Francis the Second resolved at once to anticipate this new Odoacer, and by a declaration, dated August 6th, 1806, resigned the imperial dignity. His deed states that finding it impossible, in the altered state of things, to fulfil the obligations imposed by his capitulation, he considers as dissolved the bonds which attached him to the Germanic body, releases from their allegiance the states who formed it, and retires to the government of his hereditary dominions under the title of ‘Emperor of Austria.’ Throughout, the term ‘German Empire’ (Deutsches Reich) is employed. But it was the crown of Augustus, of Constantine, of Charles, of Maximilian, that Francis of Hapsburg laid down, and a new era in the world’s history was marked by the fall of its most venerable institution. One thousand and six years after Leo the Pope had crowned the Frankish king, eighteen hundred and fifty-eight years after Cæsar had conquered at Pharsalia, the Holy Roman Empire came to its end.

There was a time when this event would have been thought a sign that the last days of the world were at hand. But in the whirl of change that had bewildered men since A.D. 1789, it passed almost unnoticed. No one could yet fancy how things would end, or what sort of a new order would at last shape itself out of chaos. When Napoleon’s universal monarchy had dissolved, and old landmarks shewed themselves again above the receding waters, it was commonly supposed that the Empire would be re-established on its former footing. Such was indeed the wish of many states, and among them of Hanover, representing Great Britain. Though a simple revival of the old Romano-Germanic Empire was plainly out of the question, it still appeared to them that Germany would be best off under the presidency of a single head, entrusted with the ancient office of maintaining peace among the members of the confederation. But the new kingdoms, Bavaria especially, were unwilling to admit a superior; Prussia, elated at the glory she had won in the war of independence, would have disputed the crown with Austria; Austria herself cared little to resume an office shorn of much of its dignity, with duties to perform and no resources to enable her to discharge them.

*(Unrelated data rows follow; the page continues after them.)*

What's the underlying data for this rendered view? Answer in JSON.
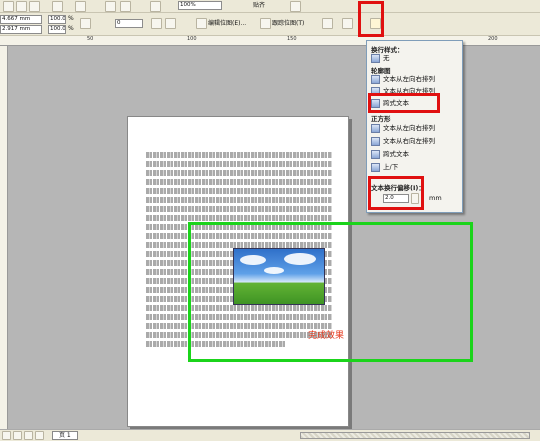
{
  "toolbar": {
    "zoom_value": "100%",
    "snap_label": "贴齐",
    "width_value": "4.667 mm",
    "height_value": "2.917 mm",
    "scale_x": "100.0",
    "scale_y": "100.0",
    "percent_symbol": "%",
    "rotation_value": "0",
    "edit_bitmap_label": "编辑位图(E)...",
    "trace_bitmap_label": "跟踪位图(T)"
  },
  "ruler": {
    "ticks": [
      "50",
      "100",
      "150",
      "200"
    ]
  },
  "popup": {
    "wrap_style_label": "换行样式：",
    "none_label": "无",
    "contour_label": "轮廓图",
    "contour_ltr": "文本从左向右排列",
    "contour_rtl": "文本从右向左排列",
    "straddle_text": "跨式文本",
    "square_label": "正方形",
    "square_ltr": "文本从左向右排列",
    "square_rtl": "文本从右向左排列",
    "square_straddle": "跨式文本",
    "square_topbottom": "上/下",
    "offset_label": "文本换行偏移(I)：",
    "offset_value": "2.0",
    "offset_unit": "mm"
  },
  "canvas": {
    "result_label": "完成效果"
  },
  "status": {
    "page_tab": "页 1"
  }
}
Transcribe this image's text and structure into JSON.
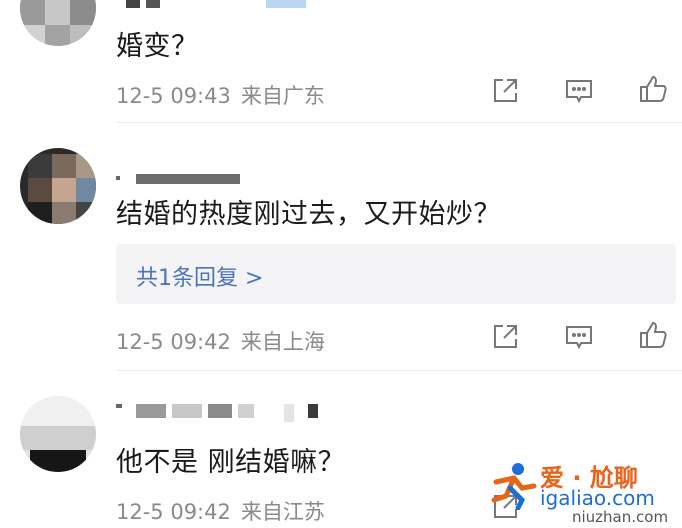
{
  "comments": [
    {
      "text": "婚变？",
      "date": "12-5 09:43",
      "location": "来自广东"
    },
    {
      "text": "结婚的热度刚过去，又开始炒？",
      "reply_link": "共1条回复 >",
      "date": "12-5 09:42",
      "location": "来自上海"
    },
    {
      "text": "他不是 刚结婚嘛？",
      "date": "12-5 09:42",
      "location": "来自江苏"
    }
  ],
  "actions": {
    "share_icon": "share-icon",
    "reply_icon": "comment-icon",
    "like_icon": "thumbs-up-icon"
  },
  "watermark": {
    "brand_cn": "爱 · 尬聊",
    "brand_domain": "igaliao.com",
    "source": "niuzhan.com"
  },
  "colors": {
    "meta_text": "#8a8a8a",
    "link_blue": "#4a73b8",
    "reply_bg": "#f4f4f6",
    "icon": "#777777"
  }
}
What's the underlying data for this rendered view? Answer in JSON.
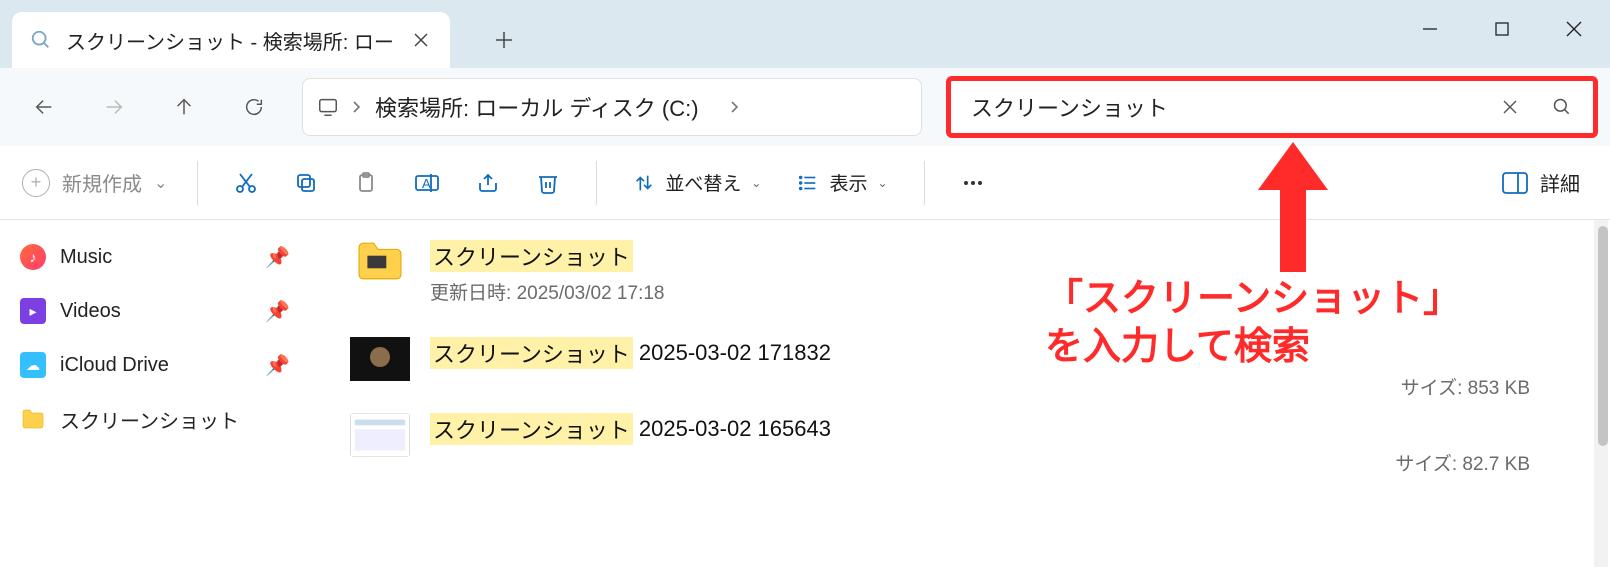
{
  "tab": {
    "title": "スクリーンショット - 検索場所: ロー"
  },
  "address": {
    "location": "検索場所: ローカル ディスク (C:)"
  },
  "search": {
    "value": "スクリーンショット"
  },
  "toolbar": {
    "new": "新規作成",
    "sort": "並べ替え",
    "view": "表示",
    "details": "詳細"
  },
  "sidebar": {
    "items": [
      {
        "label": "Music"
      },
      {
        "label": "Videos"
      },
      {
        "label": "iCloud Drive"
      },
      {
        "label": "スクリーンショット"
      }
    ]
  },
  "results": [
    {
      "highlight": "スクリーンショット",
      "suffix": "",
      "sub_label": "更新日時:",
      "sub_value": "2025/03/02 17:18",
      "size_label": "",
      "size_value": ""
    },
    {
      "highlight": "スクリーンショット",
      "suffix": " 2025-03-02 171832",
      "sub_label": "",
      "sub_value": "",
      "size_label": "サイズ:",
      "size_value": "853 KB"
    },
    {
      "highlight": "スクリーンショット",
      "suffix": " 2025-03-02 165643",
      "sub_label": "",
      "sub_value": "",
      "size_label": "サイズ:",
      "size_value": "82.7 KB"
    }
  ],
  "annotation": {
    "line1": "「スクリーンショット」",
    "line2": "を入力して検索"
  }
}
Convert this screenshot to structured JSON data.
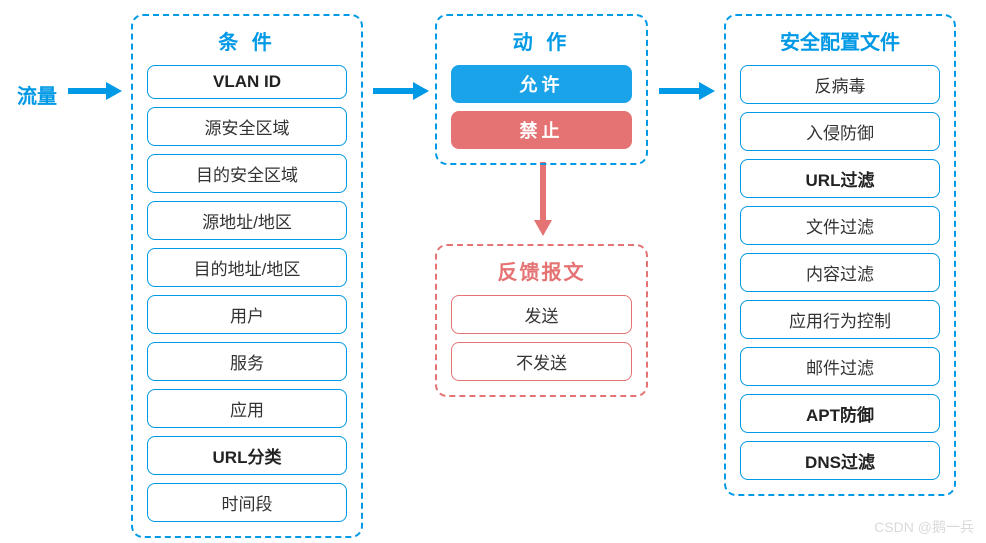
{
  "traffic_label": "流量",
  "conditions": {
    "title": "条 件",
    "items": [
      {
        "label": "VLAN ID",
        "bold": true
      },
      {
        "label": "源安全区域",
        "bold": false
      },
      {
        "label": "目的安全区域",
        "bold": false
      },
      {
        "label": "源地址/地区",
        "bold": false
      },
      {
        "label": "目的地址/地区",
        "bold": false
      },
      {
        "label": "用户",
        "bold": false
      },
      {
        "label": "服务",
        "bold": false
      },
      {
        "label": "应用",
        "bold": false
      },
      {
        "label": "URL分类",
        "bold": true
      },
      {
        "label": "时间段",
        "bold": false
      }
    ]
  },
  "actions": {
    "title": "动 作",
    "allow": "允许",
    "deny": "禁止"
  },
  "feedback": {
    "title": "反馈报文",
    "items": [
      {
        "label": "发送"
      },
      {
        "label": "不发送"
      }
    ]
  },
  "profiles": {
    "title": "安全配置文件",
    "items": [
      {
        "label": "反病毒",
        "bold": false
      },
      {
        "label": "入侵防御",
        "bold": false
      },
      {
        "label": "URL过滤",
        "bold": true
      },
      {
        "label": "文件过滤",
        "bold": false
      },
      {
        "label": "内容过滤",
        "bold": false
      },
      {
        "label": "应用行为控制",
        "bold": false
      },
      {
        "label": "邮件过滤",
        "bold": false
      },
      {
        "label": "APT防御",
        "bold": true
      },
      {
        "label": "DNS过滤",
        "bold": true
      }
    ]
  },
  "watermark": "CSDN @鹅一兵"
}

Congress of Vienna

Use was therefore made of an expression in the Peace of Paris which spoke of uniting Germany by a federative bond, and the Congress of Vienna was decided by the wishes of Austria to establish a Confederation. Thus was brought about the present German federal constitution, which is itself confessed, by the attempts so often made to reform it, to be a mere temporary expedient, oppressive in the hands of the strong, and useless for the protection of the weak. Of late years, one school of liberal politicians, justly indignant at their betrayal by the princes after the enthusiastic uprising of A.D. 1814, has aspired to the restoration of the Empire, either as an hereditary kingdom in the Prussian or some other family, or in a more republican fashion under a head elected by the people. The obstacles in the way of such plans are evidently very great; but even were the horizon more clear than it is, this would not be the place from which to scan it.

(Continue to Part 21)